» Dataset content
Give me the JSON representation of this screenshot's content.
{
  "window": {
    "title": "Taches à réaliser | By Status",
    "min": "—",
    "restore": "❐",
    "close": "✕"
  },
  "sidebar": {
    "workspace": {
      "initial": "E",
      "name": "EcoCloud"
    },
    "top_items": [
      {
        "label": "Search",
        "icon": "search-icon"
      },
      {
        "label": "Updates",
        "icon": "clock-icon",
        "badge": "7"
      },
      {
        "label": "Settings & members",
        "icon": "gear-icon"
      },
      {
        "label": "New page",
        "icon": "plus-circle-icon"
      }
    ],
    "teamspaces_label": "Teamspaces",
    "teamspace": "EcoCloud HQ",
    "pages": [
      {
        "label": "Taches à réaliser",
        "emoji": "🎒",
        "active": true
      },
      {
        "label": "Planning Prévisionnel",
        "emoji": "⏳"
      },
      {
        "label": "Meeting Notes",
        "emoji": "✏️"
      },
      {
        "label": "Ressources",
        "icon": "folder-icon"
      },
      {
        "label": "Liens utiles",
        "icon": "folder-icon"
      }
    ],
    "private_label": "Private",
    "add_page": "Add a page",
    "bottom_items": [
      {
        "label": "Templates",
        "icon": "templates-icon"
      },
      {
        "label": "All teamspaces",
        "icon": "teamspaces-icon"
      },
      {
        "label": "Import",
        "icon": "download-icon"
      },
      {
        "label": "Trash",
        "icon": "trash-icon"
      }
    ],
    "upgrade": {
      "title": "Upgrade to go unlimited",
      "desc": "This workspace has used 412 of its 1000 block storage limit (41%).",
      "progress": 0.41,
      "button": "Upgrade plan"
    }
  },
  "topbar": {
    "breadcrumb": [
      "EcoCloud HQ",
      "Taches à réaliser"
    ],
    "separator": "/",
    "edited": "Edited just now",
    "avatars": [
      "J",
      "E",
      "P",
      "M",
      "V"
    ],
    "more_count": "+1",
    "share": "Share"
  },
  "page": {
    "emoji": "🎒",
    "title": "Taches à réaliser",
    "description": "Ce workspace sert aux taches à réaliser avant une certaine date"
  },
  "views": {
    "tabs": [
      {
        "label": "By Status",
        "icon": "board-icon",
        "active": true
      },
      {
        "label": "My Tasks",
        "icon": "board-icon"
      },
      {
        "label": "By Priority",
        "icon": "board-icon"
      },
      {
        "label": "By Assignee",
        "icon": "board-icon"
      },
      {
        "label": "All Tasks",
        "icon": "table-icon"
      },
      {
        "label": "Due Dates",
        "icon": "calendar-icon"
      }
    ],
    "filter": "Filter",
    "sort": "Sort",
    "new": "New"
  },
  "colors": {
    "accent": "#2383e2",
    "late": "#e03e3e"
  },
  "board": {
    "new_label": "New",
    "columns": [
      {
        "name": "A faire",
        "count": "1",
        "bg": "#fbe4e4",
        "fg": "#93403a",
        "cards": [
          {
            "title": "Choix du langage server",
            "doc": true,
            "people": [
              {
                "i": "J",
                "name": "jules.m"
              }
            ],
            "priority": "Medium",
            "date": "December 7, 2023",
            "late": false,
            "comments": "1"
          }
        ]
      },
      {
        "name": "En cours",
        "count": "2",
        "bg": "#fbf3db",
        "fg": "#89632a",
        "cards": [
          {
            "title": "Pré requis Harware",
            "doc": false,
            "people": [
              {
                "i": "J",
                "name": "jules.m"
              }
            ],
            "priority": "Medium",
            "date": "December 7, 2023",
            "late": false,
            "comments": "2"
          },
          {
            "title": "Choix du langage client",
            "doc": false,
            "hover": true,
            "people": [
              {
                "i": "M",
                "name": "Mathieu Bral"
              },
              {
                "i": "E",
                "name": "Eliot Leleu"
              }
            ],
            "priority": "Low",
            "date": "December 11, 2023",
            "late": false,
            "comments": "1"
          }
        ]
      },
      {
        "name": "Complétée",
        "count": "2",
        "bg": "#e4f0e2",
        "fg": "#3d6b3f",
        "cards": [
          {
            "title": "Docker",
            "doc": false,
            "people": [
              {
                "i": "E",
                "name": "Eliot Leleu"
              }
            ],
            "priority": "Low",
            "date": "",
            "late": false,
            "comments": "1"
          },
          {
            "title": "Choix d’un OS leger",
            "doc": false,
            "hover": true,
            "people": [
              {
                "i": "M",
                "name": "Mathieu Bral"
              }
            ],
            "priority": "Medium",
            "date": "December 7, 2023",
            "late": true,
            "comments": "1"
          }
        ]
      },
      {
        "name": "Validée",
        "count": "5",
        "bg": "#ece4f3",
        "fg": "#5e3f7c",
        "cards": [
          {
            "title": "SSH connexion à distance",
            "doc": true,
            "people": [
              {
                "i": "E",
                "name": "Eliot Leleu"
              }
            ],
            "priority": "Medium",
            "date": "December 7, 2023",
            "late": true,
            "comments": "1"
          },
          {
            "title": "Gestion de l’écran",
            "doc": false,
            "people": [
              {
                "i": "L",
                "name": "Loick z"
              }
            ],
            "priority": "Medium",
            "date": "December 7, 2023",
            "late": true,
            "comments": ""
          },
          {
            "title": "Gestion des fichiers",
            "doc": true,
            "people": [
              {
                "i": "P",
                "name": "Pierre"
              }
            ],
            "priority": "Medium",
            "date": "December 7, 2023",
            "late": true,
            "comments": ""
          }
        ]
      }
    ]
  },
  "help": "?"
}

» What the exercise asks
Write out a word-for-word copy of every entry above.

» Answer for this exercise
Give me the JSON representation of this screenshot's content.
{
  "window": {
    "title": "Taches à réaliser | By Status",
    "min": "—",
    "restore": "❐",
    "close": "✕"
  },
  "sidebar": {
    "workspace": {
      "initial": "E",
      "name": "EcoCloud"
    },
    "top_items": [
      {
        "label": "Search",
        "icon": "search-icon"
      },
      {
        "label": "Updates",
        "icon": "clock-icon",
        "badge": "7"
      },
      {
        "label": "Settings & members",
        "icon": "gear-icon"
      },
      {
        "label": "New page",
        "icon": "plus-circle-icon"
      }
    ],
    "teamspaces_label": "Teamspaces",
    "teamspace": "EcoCloud HQ",
    "pages": [
      {
        "label": "Taches à réaliser",
        "emoji": "🎒",
        "active": true
      },
      {
        "label": "Planning Prévisionnel",
        "emoji": "⏳"
      },
      {
        "label": "Meeting Notes",
        "emoji": "✏️"
      },
      {
        "label": "Ressources",
        "icon": "folder-icon"
      },
      {
        "label": "Liens utiles",
        "icon": "folder-icon"
      }
    ],
    "private_label": "Private",
    "add_page": "Add a page",
    "bottom_items": [
      {
        "label": "Templates",
        "icon": "templates-icon"
      },
      {
        "label": "All teamspaces",
        "icon": "teamspaces-icon"
      },
      {
        "label": "Import",
        "icon": "download-icon"
      },
      {
        "label": "Trash",
        "icon": "trash-icon"
      }
    ],
    "upgrade": {
      "title": "Upgrade to go unlimited",
      "desc": "This workspace has used 412 of its 1000 block storage limit (41%).",
      "progress": 0.41,
      "button": "Upgrade plan"
    }
  },
  "topbar": {
    "breadcrumb": [
      "EcoCloud HQ",
      "Taches à réaliser"
    ],
    "separator": "/",
    "edited": "Edited just now",
    "avatars": [
      "J",
      "E",
      "P",
      "M",
      "V"
    ],
    "more_count": "+1",
    "share": "Share"
  },
  "page": {
    "emoji": "🎒",
    "title": "Taches à réaliser",
    "description": "Ce workspace sert aux taches à réaliser avant une certaine date"
  },
  "views": {
    "tabs": [
      {
        "label": "By Status",
        "icon": "board-icon",
        "active": true
      },
      {
        "label": "My Tasks",
        "icon": "board-icon"
      },
      {
        "label": "By Priority",
        "icon": "board-icon"
      },
      {
        "label": "By Assignee",
        "icon": "board-icon"
      },
      {
        "label": "All Tasks",
        "icon": "table-icon"
      },
      {
        "label": "Due Dates",
        "icon": "calendar-icon"
      }
    ],
    "filter": "Filter",
    "sort": "Sort",
    "new": "New"
  },
  "colors": {
    "accent": "#2383e2",
    "late": "#e03e3e"
  },
  "board": {
    "new_label": "New",
    "columns": [
      {
        "name": "A faire",
        "count": "1",
        "bg": "#fbe4e4",
        "fg": "#93403a",
        "cards": [
          {
            "title": "Choix du langage server",
            "doc": true,
            "people": [
              {
                "i": "J",
                "name": "jules.m"
              }
            ],
            "priority": "Medium",
            "date": "December 7, 2023",
            "late": false,
            "comments": "1"
          }
        ]
      },
      {
        "name": "En cours",
        "count": "2",
        "bg": "#fbf3db",
        "fg": "#89632a",
        "cards": [
          {
            "title": "Pré requis Harware",
            "doc": false,
            "people": [
              {
                "i": "J",
                "name": "jules.m"
              }
            ],
            "priority": "Medium",
            "date": "December 7, 2023",
            "late": false,
            "comments": "2"
          },
          {
            "title": "Choix du langage client",
            "doc": false,
            "hover": true,
            "people": [
              {
                "i": "M",
                "name": "Mathieu Bral"
              },
              {
                "i": "E",
                "name": "Eliot Leleu"
              }
            ],
            "priority": "Low",
            "date": "December 11, 2023",
            "late": false,
            "comments": "1"
          }
        ]
      },
      {
        "name": "Complétée",
        "count": "2",
        "bg": "#e4f0e2",
        "fg": "#3d6b3f",
        "cards": [
          {
            "title": "Docker",
            "doc": false,
            "people": [
              {
                "i": "E",
                "name": "Eliot Leleu"
              }
            ],
            "priority": "Low",
            "date": "",
            "late": false,
            "comments": "1"
          },
          {
            "title": "Choix d’un OS leger",
            "doc": false,
            "hover": true,
            "people": [
              {
                "i": "M",
                "name": "Mathieu Bral"
              }
            ],
            "priority": "Medium",
            "date": "December 7, 2023",
            "late": true,
            "comments": "1"
          }
        ]
      },
      {
        "name": "Validée",
        "count": "5",
        "bg": "#ece4f3",
        "fg": "#5e3f7c",
        "cards": [
          {
            "title": "SSH connexion à distance",
            "doc": true,
            "people": [
              {
                "i": "E",
                "name": "Eliot Leleu"
              }
            ],
            "priority": "Medium",
            "date": "December 7, 2023",
            "late": true,
            "comments": "1"
          },
          {
            "title": "Gestion de l’écran",
            "doc": false,
            "people": [
              {
                "i": "L",
                "name": "Loick z"
              }
            ],
            "priority": "Medium",
            "date": "December 7, 2023",
            "late": true,
            "comments": ""
          },
          {
            "title": "Gestion des fichiers",
            "doc": true,
            "people": [
              {
                "i": "P",
                "name": "Pierre"
              }
            ],
            "priority": "Medium",
            "date": "December 7, 2023",
            "late": true,
            "comments": ""
          }
        ]
      }
    ]
  },
  "help": "?"
}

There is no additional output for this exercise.